Many find the idea of running a small business appealing, but lose their motivation after dealing with business plans, investors, and legal issues associated with new startups. For those disheartened by such risky undertakings, buying an existing business is often a simpler and safer alternative.
Here is a quick overview of the advantages and disadvantages of buying a business, followed by a short explanation of how a business broker and business attorney can help.
The main reason to buy an existing business is the drastic reduction in startup costs of time, money, and energy. In addition, cash flow may start immediately thanks to existing inventory and receivables. Other benefits include preexisting customer goodwill and easier financing opportunities, if the business has a positive track record.
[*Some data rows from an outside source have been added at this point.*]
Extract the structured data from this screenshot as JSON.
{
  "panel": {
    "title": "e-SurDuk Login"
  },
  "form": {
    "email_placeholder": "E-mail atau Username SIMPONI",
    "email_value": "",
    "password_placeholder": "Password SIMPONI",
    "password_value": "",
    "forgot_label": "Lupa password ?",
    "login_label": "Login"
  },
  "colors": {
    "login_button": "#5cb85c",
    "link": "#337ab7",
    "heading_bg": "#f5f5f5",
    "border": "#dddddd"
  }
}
The biggest block to buying a small business outright is the initial purchasing cost. As the business concept, customer base, brands, and other fundamental work have already been done, the financial costs of acquiring an existing business is usually greater then starting one from nothing. Other possible disadvantages include hidden problems associated with the business and receivables that are valued at the time of purchase, but later turn out to be noncollectable. Good research is the key to avoiding these problems.
Business brokers offer businesses for sale in the same way that real estate agents offer homes for sale. Business owners who want to sell their business can list their business for sale with the business broker. Those seeking to buy a business should contact a business broker to obtain a list of businesses for sale. Expect to sign a confidentiality agreement before getting the details about a particular business; this protects the business owner so others, such as clients, don’t find out that the business is for sale.
A business attorney plays an important role for buyers and sellers alike.
The buyer’s attorney will ensure that the business sale agreements protect the buyer’s rights and expectations. For example, the buyer may expect to get all the inventory in stock, but unless the contract transfers the inventory, the inventory may remain owned by the seller.
The seller’s attorney will ensure that the business sale agreements protect the seller’s rights and expectations. For example, the attorney will ensure that the contract is not ambiguous about how payments are made and the conditions under which the seller can expect to get paid.